» **WHAT YOU HAVE TO DO**
For each line in the records that contains "JSON", make a copy.

(Records drawn from a dataset)
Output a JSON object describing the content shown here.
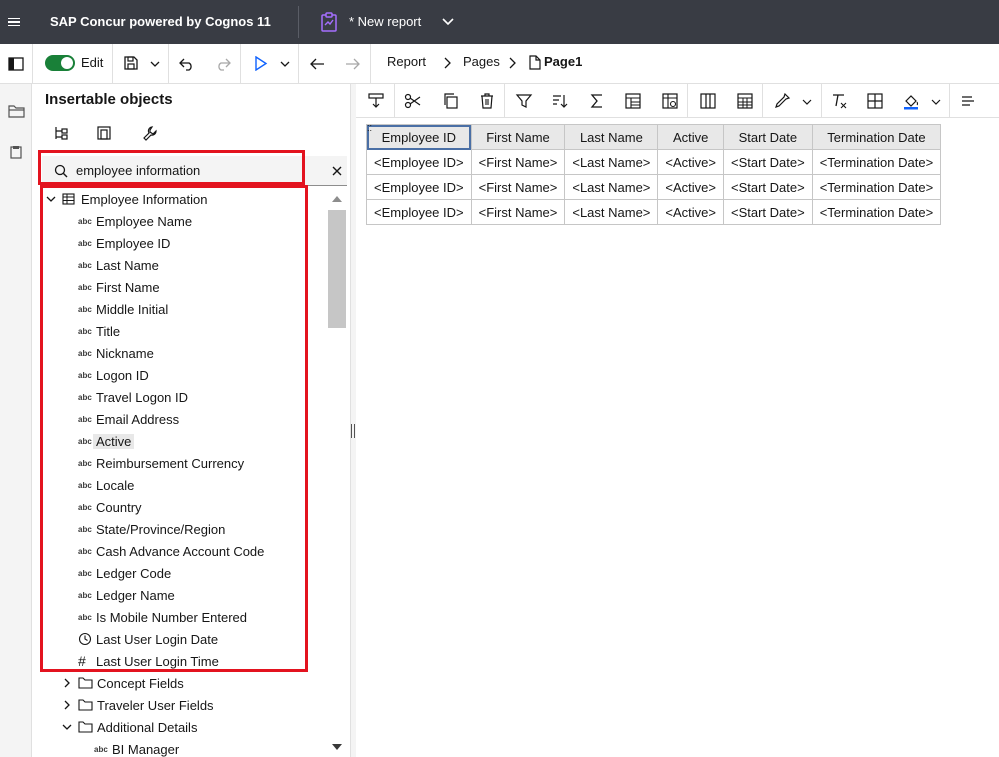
{
  "topbar": {
    "app_title": "SAP Concur powered by Cognos 11",
    "report_title": "* New report"
  },
  "toolbar": {
    "edit_label": "Edit",
    "breadcrumbs": [
      "Report",
      "Pages",
      "Page1"
    ]
  },
  "panel": {
    "title": "Insertable objects",
    "search_value": "employee information",
    "tree": [
      {
        "label": "Employee Information",
        "type": "table",
        "expanded": true
      },
      {
        "label": "Employee Name",
        "type": "abc"
      },
      {
        "label": "Employee ID",
        "type": "abc"
      },
      {
        "label": "Last Name",
        "type": "abc"
      },
      {
        "label": "First Name",
        "type": "abc"
      },
      {
        "label": "Middle Initial",
        "type": "abc"
      },
      {
        "label": "Title",
        "type": "abc"
      },
      {
        "label": "Nickname",
        "type": "abc"
      },
      {
        "label": "Logon ID",
        "type": "abc"
      },
      {
        "label": "Travel Logon ID",
        "type": "abc"
      },
      {
        "label": "Email Address",
        "type": "abc"
      },
      {
        "label": "Active",
        "type": "abc"
      },
      {
        "label": "Reimbursement Currency",
        "type": "abc"
      },
      {
        "label": "Locale",
        "type": "abc"
      },
      {
        "label": "Country",
        "type": "abc"
      },
      {
        "label": "State/Province/Region",
        "type": "abc"
      },
      {
        "label": "Cash Advance Account Code",
        "type": "abc"
      },
      {
        "label": "Ledger Code",
        "type": "abc"
      },
      {
        "label": "Ledger Name",
        "type": "abc"
      },
      {
        "label": "Is Mobile Number Entered",
        "type": "abc"
      },
      {
        "label": "Last User Login Date",
        "type": "clock"
      },
      {
        "label": "Last User Login Time",
        "type": "hash"
      },
      {
        "label": "Concept Fields",
        "type": "folder"
      },
      {
        "label": "Traveler User Fields",
        "type": "folder"
      },
      {
        "label": "Additional Details",
        "type": "folder-open"
      },
      {
        "label": "BI Manager",
        "type": "abc-child"
      }
    ]
  },
  "report_table": {
    "headers": [
      "Employee ID",
      "First Name",
      "Last Name",
      "Active",
      "Start Date",
      "Termination Date"
    ],
    "rows": [
      [
        "<Employee ID>",
        "<First Name>",
        "<Last Name>",
        "<Active>",
        "<Start Date>",
        "<Termination Date>"
      ],
      [
        "<Employee ID>",
        "<First Name>",
        "<Last Name>",
        "<Active>",
        "<Start Date>",
        "<Termination Date>"
      ],
      [
        "<Employee ID>",
        "<First Name>",
        "<Last Name>",
        "<Active>",
        "<Start Date>",
        "<Termination Date>"
      ]
    ]
  },
  "colors": {
    "topbar_bg": "#393c44",
    "toggle_on": "#198038",
    "highlight_red": "#e3131f",
    "selection_blue": "#4a6fa5",
    "toolbar_icon_blue": "#0f62fe",
    "report_icon_purple": "#8a3ffc"
  }
}
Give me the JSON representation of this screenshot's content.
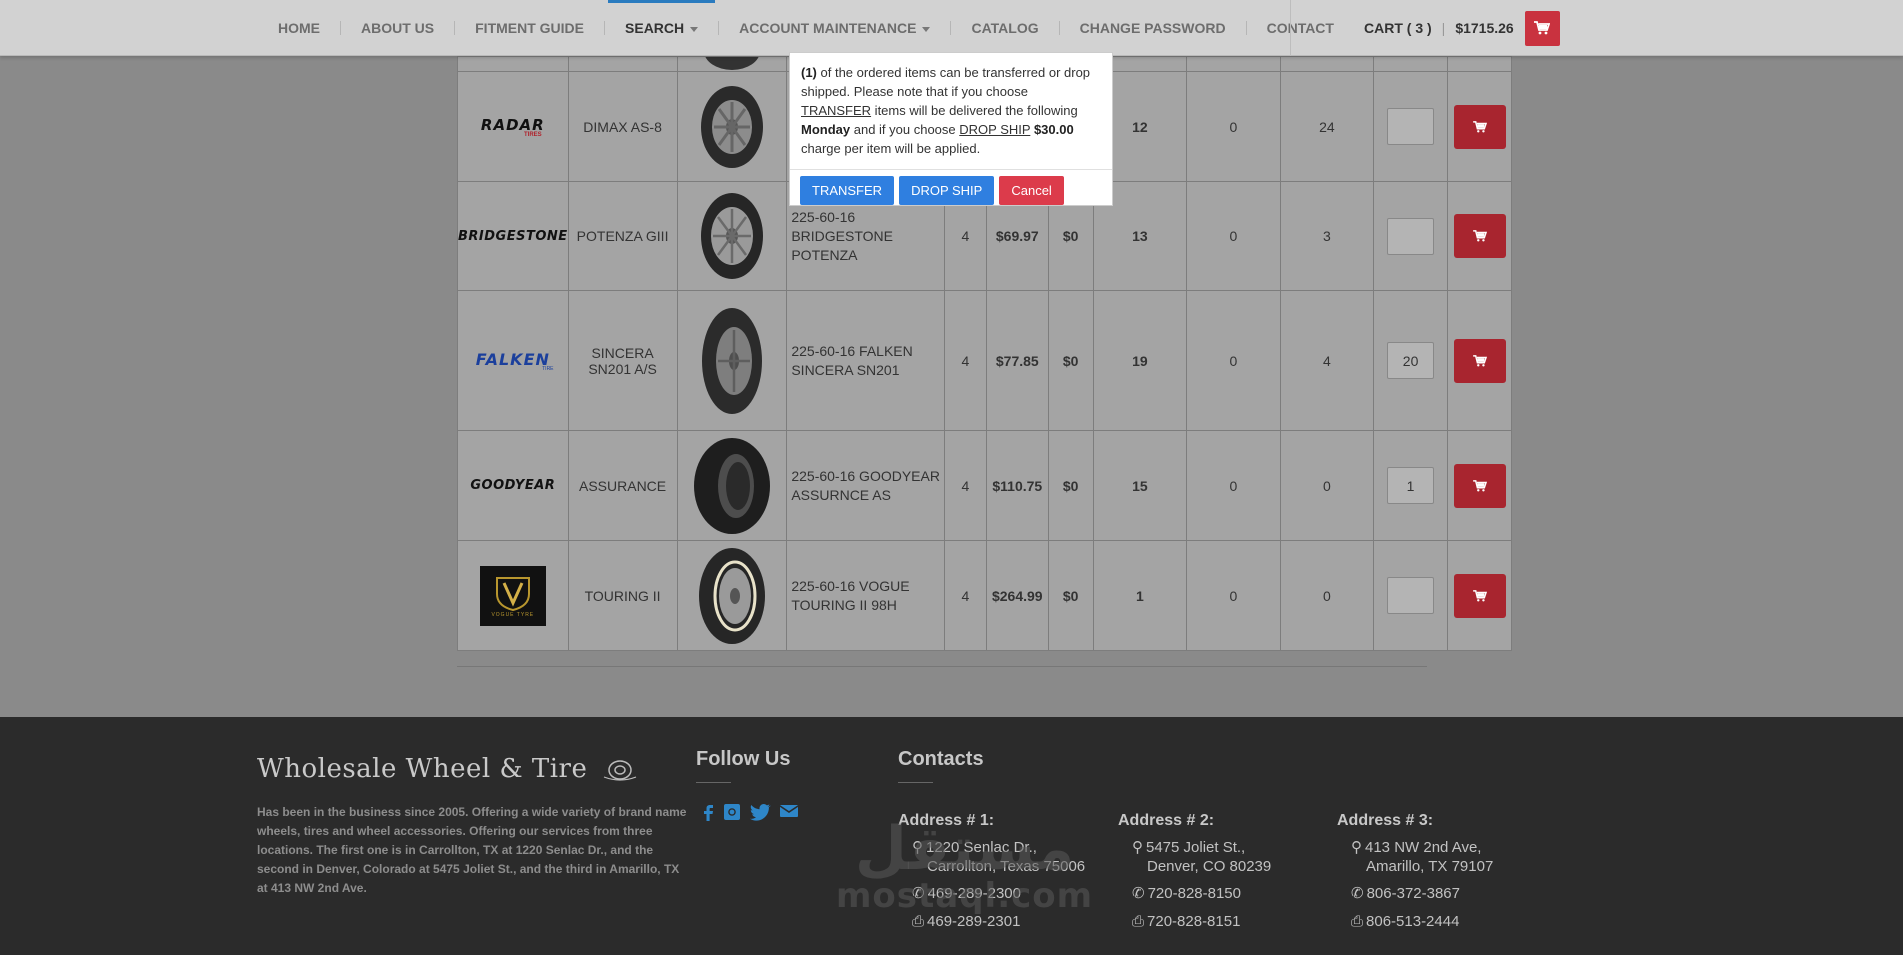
{
  "nav": {
    "items": [
      {
        "label": "HOME"
      },
      {
        "label": "ABOUT US"
      },
      {
        "label": "FITMENT GUIDE"
      },
      {
        "label": "SEARCH",
        "active": true,
        "dropdown": true
      },
      {
        "label": "ACCOUNT MAINTENANCE",
        "dropdown": true
      },
      {
        "label": "CATALOG"
      },
      {
        "label": "CHANGE PASSWORD"
      },
      {
        "label": "CONTACT"
      }
    ],
    "cart_label": "CART ( 3 )",
    "cart_total": "$1715.26",
    "cart_icon": "shopping-cart-icon"
  },
  "table": {
    "rows": [
      {
        "brand": "RADAR",
        "brand_sub": "TIRES",
        "model": "DIMAX AS-8",
        "description": "",
        "qty": "",
        "price": "",
        "fee": "",
        "stock1": "12",
        "stock2": "0",
        "stock3": "24",
        "order_qty": ""
      },
      {
        "brand": "BRIDGESTONE",
        "brand_sub": "",
        "model": "POTENZA GIII",
        "description": "225-60-16 BRIDGESTONE POTENZA",
        "qty": "4",
        "price": "$69.97",
        "fee": "$0",
        "stock1": "13",
        "stock2": "0",
        "stock3": "3",
        "order_qty": ""
      },
      {
        "brand": "FALKEN",
        "brand_sub": "TIRE",
        "model": "SINCERA SN201 A/S",
        "description": "225-60-16 FALKEN SINCERA SN201",
        "qty": "4",
        "price": "$77.85",
        "fee": "$0",
        "stock1": "19",
        "stock2": "0",
        "stock3": "4",
        "order_qty": "20"
      },
      {
        "brand": "GOODYEAR",
        "brand_sub": "",
        "model": "ASSURANCE",
        "description": "225-60-16 GOODYEAR ASSURNCE AS",
        "qty": "4",
        "price": "$110.75",
        "fee": "$0",
        "stock1": "15",
        "stock2": "0",
        "stock3": "0",
        "order_qty": "1"
      },
      {
        "brand": "VOGUE TYRE",
        "brand_sub": "",
        "model": "TOURING II",
        "description": "225-60-16 VOGUE TOURING II 98H",
        "qty": "4",
        "price": "$264.99",
        "fee": "$0",
        "stock1": "1",
        "stock2": "0",
        "stock3": "0",
        "order_qty": ""
      }
    ]
  },
  "modal": {
    "count": "(1)",
    "text1": " of the ordered items can be transferred or drop shipped. Please note that if you choose ",
    "transfer_word": "TRANSFER",
    "text2": " items will be delivered the following ",
    "day": "Monday",
    "text3": " and if you choose ",
    "dropship_word": "DROP SHIP",
    "fee": "$30.00",
    "text4": " charge per item will be applied.",
    "buttons": {
      "transfer": "TRANSFER",
      "dropship": "DROP SHIP",
      "cancel": "Cancel"
    }
  },
  "footer": {
    "logo": "Wholesale Wheel & Tire",
    "about": "Has been in the business since 2005. Offering a wide variety of brand name wheels, tires and wheel accessories. Offering our services from three locations. The first one is in Carrollton, TX at 1220 Senlac Dr., and the second in Denver, Colorado at 5475 Joliet St., and the third in Amarillo, TX at 413 NW 2nd Ave.",
    "follow_heading": "Follow Us",
    "contacts_heading": "Contacts",
    "social_icons": [
      "facebook-icon",
      "instagram-icon",
      "twitter-icon",
      "email-icon"
    ],
    "addresses": [
      {
        "title": "Address # 1:",
        "line1": "1220 Senlac Dr.,",
        "line2": "Carrollton, Texas 75006",
        "phone": "469-289-2300",
        "fax": "469-289-2301"
      },
      {
        "title": "Address # 2:",
        "line1": "5475 Joliet St.,",
        "line2": "Denver, CO 80239",
        "phone": "720-828-8150",
        "fax": "720-828-8151"
      },
      {
        "title": "Address # 3:",
        "line1": "413 NW 2nd Ave,",
        "line2": "Amarillo, TX 79107",
        "phone": "806-372-3867",
        "fax": "806-513-2444"
      }
    ],
    "watermark_ar": "مستقل",
    "watermark_en": "mostaql.com"
  },
  "colors": {
    "nav_bg": "#d2d2d2",
    "accent_red": "#c9323f",
    "accent_blue": "#2f7fe0",
    "cancel_red": "#dc3b4b",
    "footer_bg": "#2b2b2b",
    "social_blue": "#2e86c8"
  }
}
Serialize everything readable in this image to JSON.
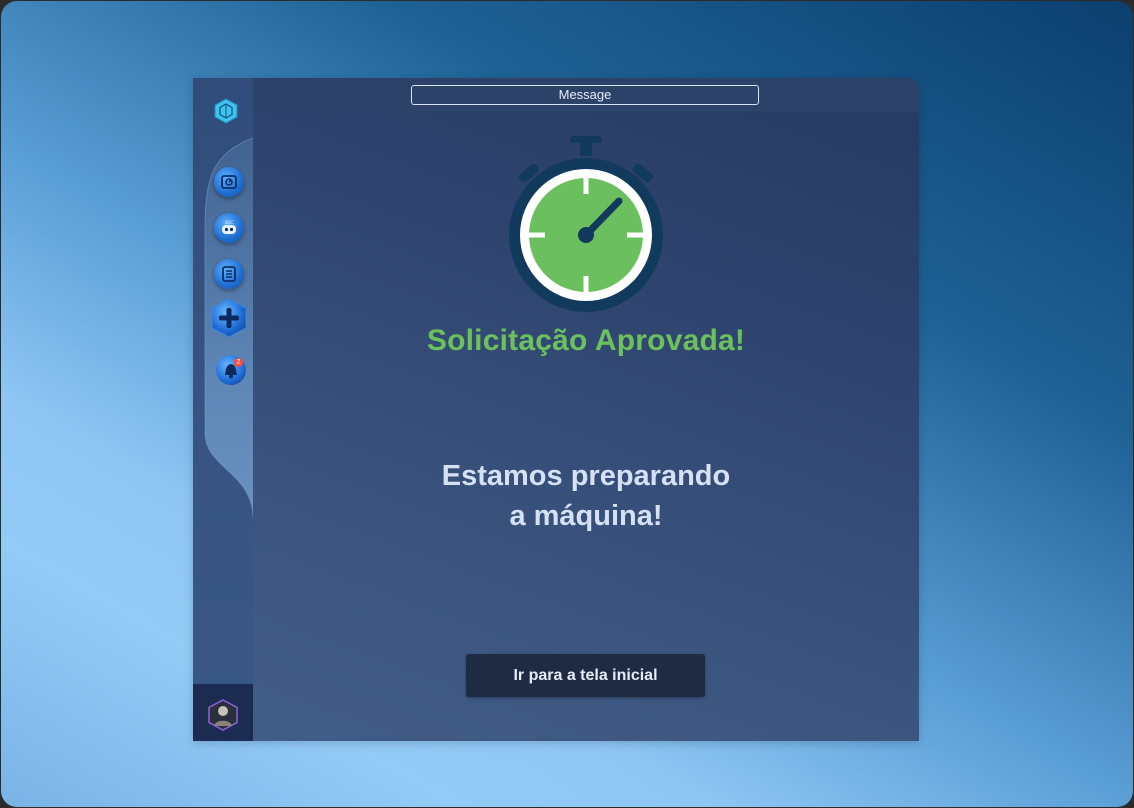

» **EXERCISE OUTPUT**
Output a JSON object describing the content shown here.
Give me the JSON representation of this screenshot's content.
Serialize everything readable in this image to JSON.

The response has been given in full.